- Block H1 receptors (antihistamine action);
- Block sodium channels in the heart and central nervous system.
Theamitriptilina, L 'imipramina clomipramine nortriptilina desipramina el 'amoxapine.
Selective Serotonin Reuptake Inhibitors (SSRIs)
SSRIs selectively bind to SERT, thereby inhibiting serotonin reuptake. Unlike TCAs, they do not block muscarinic, adrenergic and serotonergic receptors and, above all, they are not cardiotoxic.
They belong to this class of drugs fluoxetine fluvoxamine, citalopram, L 'escitalopram sertraline and paroxetine.
Norepinephrine and serotonin reuptake inhibitors (NSRIs)
As the name implies, these drugs inhibit the reuptake of both serotonin and norepinephrine by binding to SERT and NET receptors.
In a sense, TCAs can be considered the precursors of this class of antidepressants.
However, NSRIs - unlike their tricyclic precursors - do not block other neuroreceptors and, therefore, have fewer side effects.
They belong to this class of drugs duloxetine and venlafaxine.
Selective norepinephrine reuptake inhibitors (NaRIs)
The selective norepinephrine reuptake inhibitors selectively bind to the NET receptor, thus favoring a longer stay of the neurotransmitter in the synaptic wall.
Serotonergic Transmission Modulators (SARI)
The drugs belonging to this class exert their antidepressant action by enhancing the serotonergic transmission through the antagonism towards the 5-HT2 receptors and through a weak inhibition of the reuptake of the same neurotransmitter.
The trazodone and nefazodone.
Modulators of noradrenergic and serotonergic transmission (NaSSA)
This category of drugs performs its antidepressant action by antagonizing the α2 adrenergic receptors and antagonizing the 5-HT2 or 5-HT3 serotonin receptors.
It belongs to this class of drugs mirtazapina.
Dopamine and norepinephrine reuptake inhibitors (DNRIs)
These drugs selectively inhibit dopamine and - to a lesser extent - norepinephrine reuptake. They can also exert mild inhibition of serotonin reuptake.
The bupropione, a drug used - as well as in the treatment of major depression - also in the therapy for smoking cessation.
Monoamine oxidase inhibitors (MAOIs)
As their name implies, these drugs work by inhibiting particular types of enzymes, called monoamine oxidase and responsible for the metabolism of monoamines.
Two isoforms of MAOs are known, MAO-A and MAO-B.
The drugs used in the treatment of depression are non-selective MAO inhibitors - such as fenelzina e tranilcipromina - and selective MAO-A inhibitors, such as moclobemide.

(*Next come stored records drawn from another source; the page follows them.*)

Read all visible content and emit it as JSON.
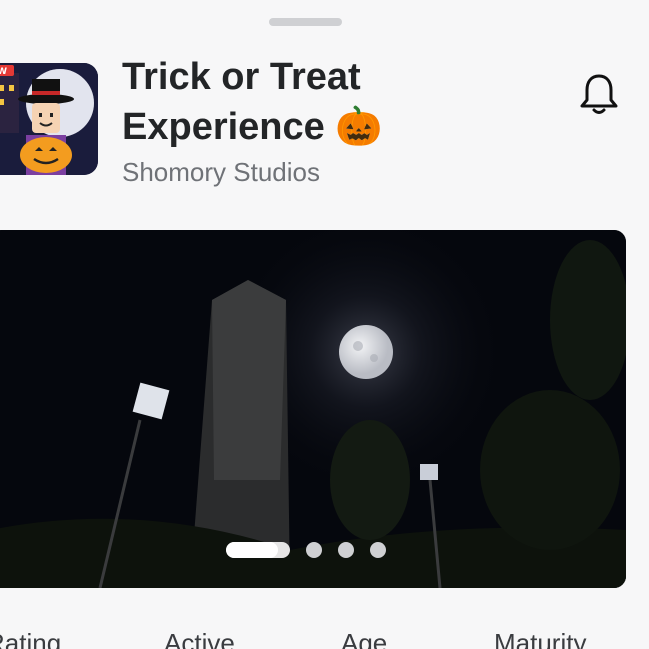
{
  "experience": {
    "title_line1": "Trick or Treat",
    "title_line2": "Experience",
    "title_emoji": "🎃",
    "studio": "Shomory Studios",
    "thumbnail_badge": "EW"
  },
  "carousel": {
    "slide_count": 4,
    "active_index": 0
  },
  "stats": {
    "labels": [
      "Rating",
      "Active",
      "Age",
      "Maturity"
    ]
  },
  "colors": {
    "background": "#f7f7f8",
    "title": "#232527",
    "subtitle": "#6f7277",
    "dot_inactive": "#cfd0d3"
  }
}
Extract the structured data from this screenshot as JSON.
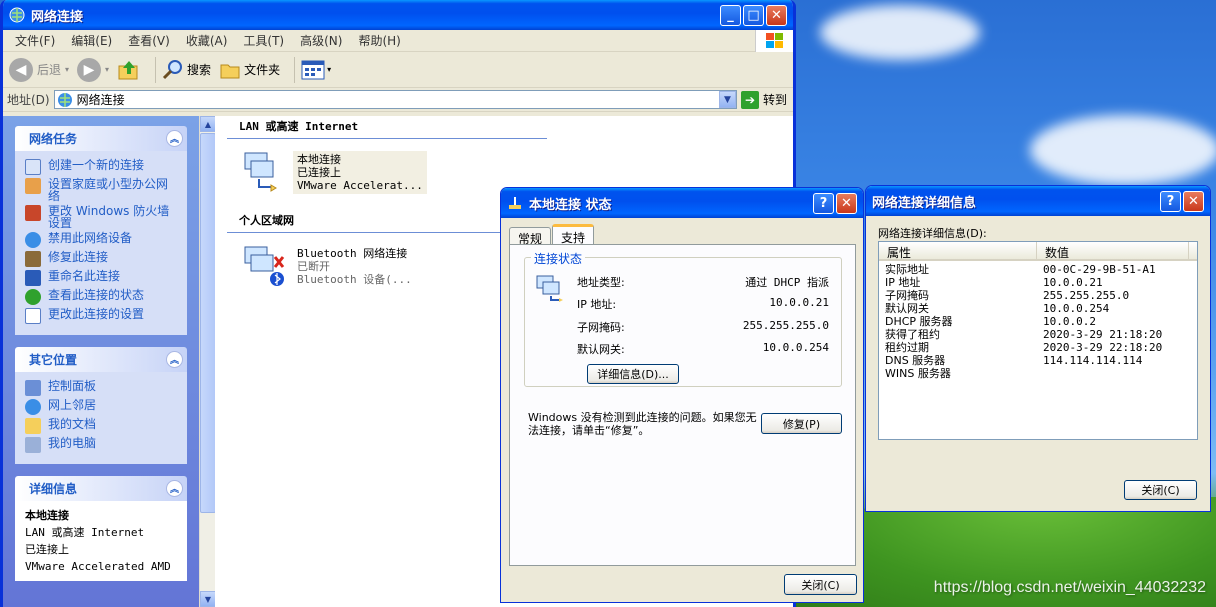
{
  "explorer": {
    "title": "网络连接",
    "menu": [
      "文件(F)",
      "编辑(E)",
      "查看(V)",
      "收藏(A)",
      "工具(T)",
      "高级(N)",
      "帮助(H)"
    ],
    "toolbar": {
      "back": "后退",
      "search": "搜索",
      "folders": "文件夹"
    },
    "address": {
      "label": "地址(D)",
      "value": "网络连接",
      "go": "转到"
    },
    "left": {
      "network_tasks": {
        "title": "网络任务",
        "items": [
          "创建一个新的连接",
          "设置家庭或小型办公网络",
          "更改 Windows 防火墙设置",
          "禁用此网络设备",
          "修复此连接",
          "重命名此连接",
          "查看此连接的状态",
          "更改此连接的设置"
        ]
      },
      "other_places": {
        "title": "其它位置",
        "items": [
          "控制面板",
          "网上邻居",
          "我的文档",
          "我的电脑"
        ]
      },
      "details": {
        "title": "详细信息",
        "name": "本地连接",
        "lines": [
          "LAN 或高速 Internet",
          "已连接上",
          "VMware Accelerated AMD"
        ]
      }
    },
    "groups": [
      {
        "header": "LAN 或高速 Internet",
        "item": {
          "name": "本地连接",
          "status": "已连接上",
          "device": "VMware Accelerat..."
        }
      },
      {
        "header": "个人区域网",
        "item": {
          "name": "Bluetooth 网络连接",
          "status": "已断开",
          "device": "Bluetooth 设备(..."
        }
      }
    ]
  },
  "status_dialog": {
    "title": "本地连接 状态",
    "tabs": [
      "常规",
      "支持"
    ],
    "group_title": "连接状态",
    "rows": [
      {
        "label": "地址类型:",
        "value": "通过 DHCP 指派"
      },
      {
        "label": "IP 地址:",
        "value": "10.0.0.21"
      },
      {
        "label": "子网掩码:",
        "value": "255.255.255.0"
      },
      {
        "label": "默认网关:",
        "value": "10.0.0.254"
      }
    ],
    "details_button": "详细信息(D)...",
    "message": "Windows 没有检测到此连接的问题。如果您无法连接，请单击“修复”。",
    "repair_button": "修复(P)",
    "close_button": "关闭(C)"
  },
  "details_dialog": {
    "title": "网络连接详细信息",
    "label": "网络连接详细信息(D):",
    "col_property": "属性",
    "col_value": "数值",
    "rows": [
      {
        "p": "实际地址",
        "v": "00-0C-29-9B-51-A1"
      },
      {
        "p": "IP 地址",
        "v": "10.0.0.21"
      },
      {
        "p": "子网掩码",
        "v": "255.255.255.0"
      },
      {
        "p": "默认网关",
        "v": "10.0.0.254"
      },
      {
        "p": "DHCP 服务器",
        "v": "10.0.0.2"
      },
      {
        "p": "获得了租约",
        "v": "2020-3-29 21:18:20"
      },
      {
        "p": "租约过期",
        "v": "2020-3-29 22:18:20"
      },
      {
        "p": "DNS 服务器",
        "v": "114.114.114.114"
      },
      {
        "p": "WINS 服务器",
        "v": ""
      }
    ],
    "close_button": "关闭(C)"
  },
  "watermark": "https://blog.csdn.net/weixin_44032232"
}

Selective MAO-B inhibitors are, on the other hand, used above all in the treatment of Parkinson's disease.
Mood stabilizers are used to treat bipolar disorder. They can have both acute and long-term effects.
The best known mood stabilizer is definitely the lithium carbonate.
Herbal therapy can also be used to treat mild to moderate depression. In particular, it refers to the treatment of depressive pathology withhypericum, otherwise known as St. John's wort.
This plant, in fact, is able to inhibit the reuptake of serotonin exactly like SSRIs, but, moreover, it is able to increase the levels of noradrenaline, with a consequent increase in energy and responsiveness. Finally, hypericum is also capable of increasing dopamine levels, thus promoting an increased sense of well-being.
Other articles on 'Antidepressants'
- Antidepressants, drugs for depression
- Symptoms Depression
- Depressive disorders: major depressive episode
- Major depressive episode symptoms
- Dysthymic disorder
- Mania and manic episode
- Bipolar disorder
- Depression - Medicines to Treat Depression
- Depression and St. John's wort